“ England’s Green and Pleasant Land ” : 19th Century landscapes.
Presented by: ROSALIND MALINDROS
Written by: Brenda Durham
Photography: Melanie Meyer
Once again we were captivated by Rosalind’s amazing lecturing skill and command of her subject.
She gave a short history of landscape painting from its beginnings in Egypt and Rome, through till Constable lead the way in England in the 19th century. There was a nostalgia in his attempt to preserve the agricultural beauty and tranquility of Pre-Industrial Revolution England.
In Turner’s work we saw how the advent of the train revolutionized life in England.
The Pre-Raphaelites were the first painters to paint out of doors, 20 years before the French Impressionists.
The art historian, Ruskin, encouraged artists to reproduce nature in all its glory and beauty.
With the Irish famine of the 1840s, landscape painting became a tool to highlight the plight of the poor and to comment on child labour.
John Millais was the most popular of the late 1890 painters. He celebrated the ordinary in an extraordinary way and tried to combine elements of English and French Impressionism.

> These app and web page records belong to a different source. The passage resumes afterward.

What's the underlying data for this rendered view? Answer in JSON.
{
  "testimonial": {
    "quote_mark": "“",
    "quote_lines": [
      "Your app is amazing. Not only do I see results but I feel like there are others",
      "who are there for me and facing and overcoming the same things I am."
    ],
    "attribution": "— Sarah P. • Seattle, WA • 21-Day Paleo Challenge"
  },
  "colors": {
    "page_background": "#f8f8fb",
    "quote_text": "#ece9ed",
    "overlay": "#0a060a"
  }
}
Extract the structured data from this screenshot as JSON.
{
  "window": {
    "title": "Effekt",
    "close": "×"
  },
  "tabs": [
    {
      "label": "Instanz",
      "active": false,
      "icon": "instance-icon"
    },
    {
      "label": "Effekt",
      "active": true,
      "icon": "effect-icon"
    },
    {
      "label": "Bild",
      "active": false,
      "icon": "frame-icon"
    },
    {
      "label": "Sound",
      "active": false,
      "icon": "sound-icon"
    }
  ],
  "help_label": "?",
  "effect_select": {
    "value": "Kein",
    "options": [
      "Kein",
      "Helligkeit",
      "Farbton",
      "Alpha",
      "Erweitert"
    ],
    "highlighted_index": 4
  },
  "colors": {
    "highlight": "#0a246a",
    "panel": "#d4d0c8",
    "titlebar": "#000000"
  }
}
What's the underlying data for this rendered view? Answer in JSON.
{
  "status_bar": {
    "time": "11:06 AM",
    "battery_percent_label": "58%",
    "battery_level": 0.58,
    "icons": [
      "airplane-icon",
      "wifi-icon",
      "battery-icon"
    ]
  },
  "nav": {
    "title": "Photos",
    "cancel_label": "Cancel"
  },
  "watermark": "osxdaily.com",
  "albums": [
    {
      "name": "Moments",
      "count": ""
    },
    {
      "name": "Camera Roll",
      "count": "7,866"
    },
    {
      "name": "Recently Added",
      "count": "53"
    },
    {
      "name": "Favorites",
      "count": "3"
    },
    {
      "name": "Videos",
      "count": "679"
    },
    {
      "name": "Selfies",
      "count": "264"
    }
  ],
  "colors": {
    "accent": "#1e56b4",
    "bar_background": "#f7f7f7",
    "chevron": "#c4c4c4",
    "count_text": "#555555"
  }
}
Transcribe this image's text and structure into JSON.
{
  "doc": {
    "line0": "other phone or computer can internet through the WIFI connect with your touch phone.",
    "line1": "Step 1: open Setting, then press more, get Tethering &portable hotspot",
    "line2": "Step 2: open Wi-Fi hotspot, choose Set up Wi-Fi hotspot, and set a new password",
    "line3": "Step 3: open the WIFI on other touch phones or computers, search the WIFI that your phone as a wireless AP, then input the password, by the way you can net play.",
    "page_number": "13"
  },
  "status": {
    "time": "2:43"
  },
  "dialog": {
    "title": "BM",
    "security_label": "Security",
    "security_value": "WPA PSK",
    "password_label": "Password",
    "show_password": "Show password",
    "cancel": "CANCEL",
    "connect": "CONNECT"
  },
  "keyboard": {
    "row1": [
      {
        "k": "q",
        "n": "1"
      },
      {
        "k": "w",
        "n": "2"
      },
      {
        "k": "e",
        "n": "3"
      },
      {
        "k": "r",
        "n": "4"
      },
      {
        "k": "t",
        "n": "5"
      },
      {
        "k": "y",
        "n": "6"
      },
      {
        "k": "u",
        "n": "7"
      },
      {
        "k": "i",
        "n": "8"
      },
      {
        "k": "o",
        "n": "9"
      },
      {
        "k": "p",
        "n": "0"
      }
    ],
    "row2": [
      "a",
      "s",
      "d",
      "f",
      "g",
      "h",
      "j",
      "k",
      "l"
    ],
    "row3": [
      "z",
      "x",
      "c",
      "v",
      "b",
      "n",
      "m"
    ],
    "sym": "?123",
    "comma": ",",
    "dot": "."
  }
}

Thank you Rosalind for sharing your passion for Art History with us.
We also enjoyed your beautifully presented power point.